## WHAT NEEDS TO BE DONE
Within these records, how many lines hold "running"? Give the number alone.

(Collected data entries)
___
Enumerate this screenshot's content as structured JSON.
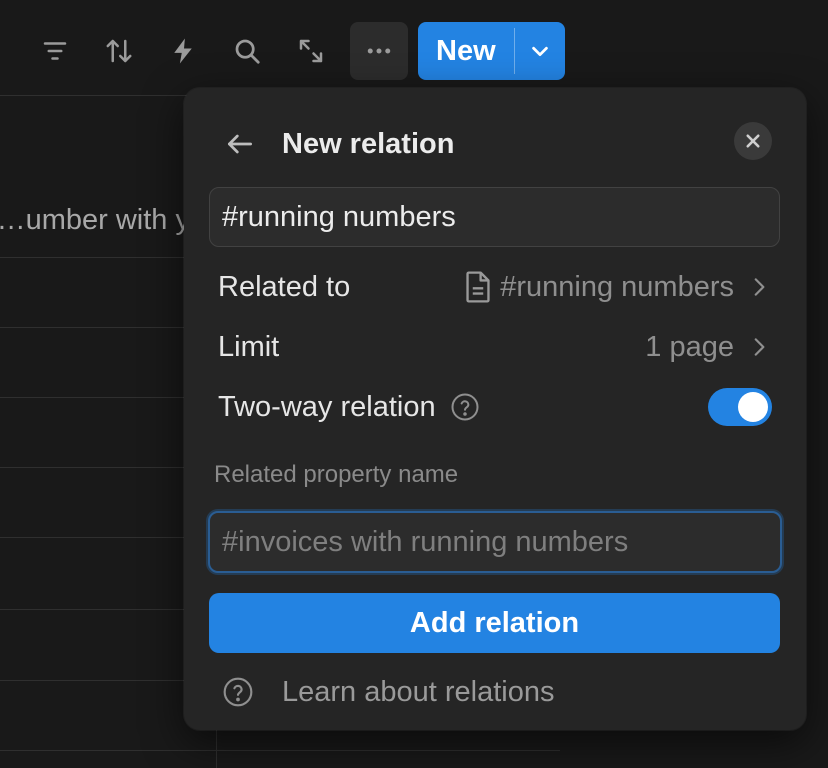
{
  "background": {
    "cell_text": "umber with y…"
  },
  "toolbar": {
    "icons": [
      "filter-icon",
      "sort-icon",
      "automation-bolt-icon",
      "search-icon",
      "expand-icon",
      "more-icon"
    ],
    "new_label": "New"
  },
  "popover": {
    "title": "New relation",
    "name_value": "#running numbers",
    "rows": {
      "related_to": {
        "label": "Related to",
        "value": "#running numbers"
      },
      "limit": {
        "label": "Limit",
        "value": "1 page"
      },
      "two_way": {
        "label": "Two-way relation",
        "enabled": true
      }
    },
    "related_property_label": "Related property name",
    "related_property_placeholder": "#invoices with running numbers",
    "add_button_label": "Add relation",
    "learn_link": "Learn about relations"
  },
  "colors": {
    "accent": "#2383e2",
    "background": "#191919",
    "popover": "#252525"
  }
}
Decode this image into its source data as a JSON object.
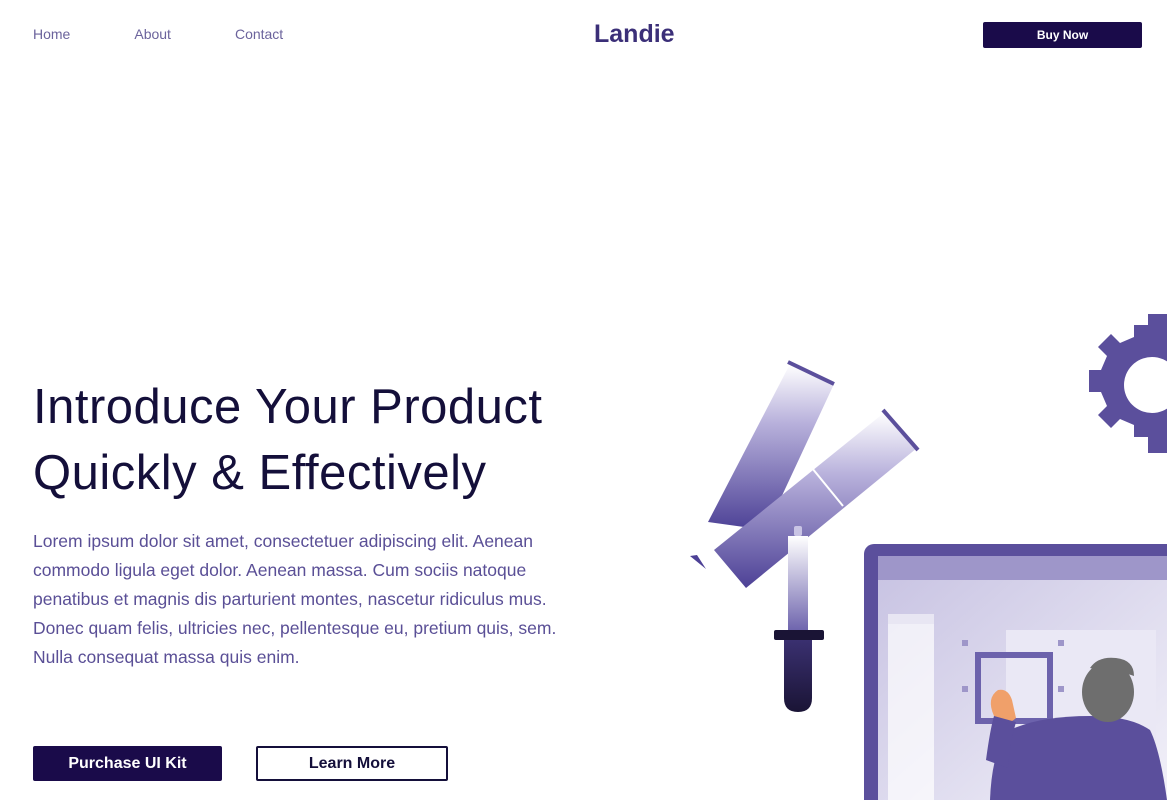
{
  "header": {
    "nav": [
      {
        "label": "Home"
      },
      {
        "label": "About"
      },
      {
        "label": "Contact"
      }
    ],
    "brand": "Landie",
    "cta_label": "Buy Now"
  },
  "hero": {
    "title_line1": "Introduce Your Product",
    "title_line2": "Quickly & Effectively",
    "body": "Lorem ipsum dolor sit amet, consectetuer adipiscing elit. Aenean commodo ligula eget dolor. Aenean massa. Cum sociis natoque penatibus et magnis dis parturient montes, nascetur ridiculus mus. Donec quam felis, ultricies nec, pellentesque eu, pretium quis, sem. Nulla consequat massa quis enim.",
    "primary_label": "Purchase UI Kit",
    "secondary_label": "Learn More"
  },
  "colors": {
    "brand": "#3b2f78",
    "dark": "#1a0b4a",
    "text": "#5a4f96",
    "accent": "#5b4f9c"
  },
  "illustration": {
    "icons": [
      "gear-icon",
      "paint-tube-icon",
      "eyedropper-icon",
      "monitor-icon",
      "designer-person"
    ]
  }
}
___
## RESPONSE AREA
3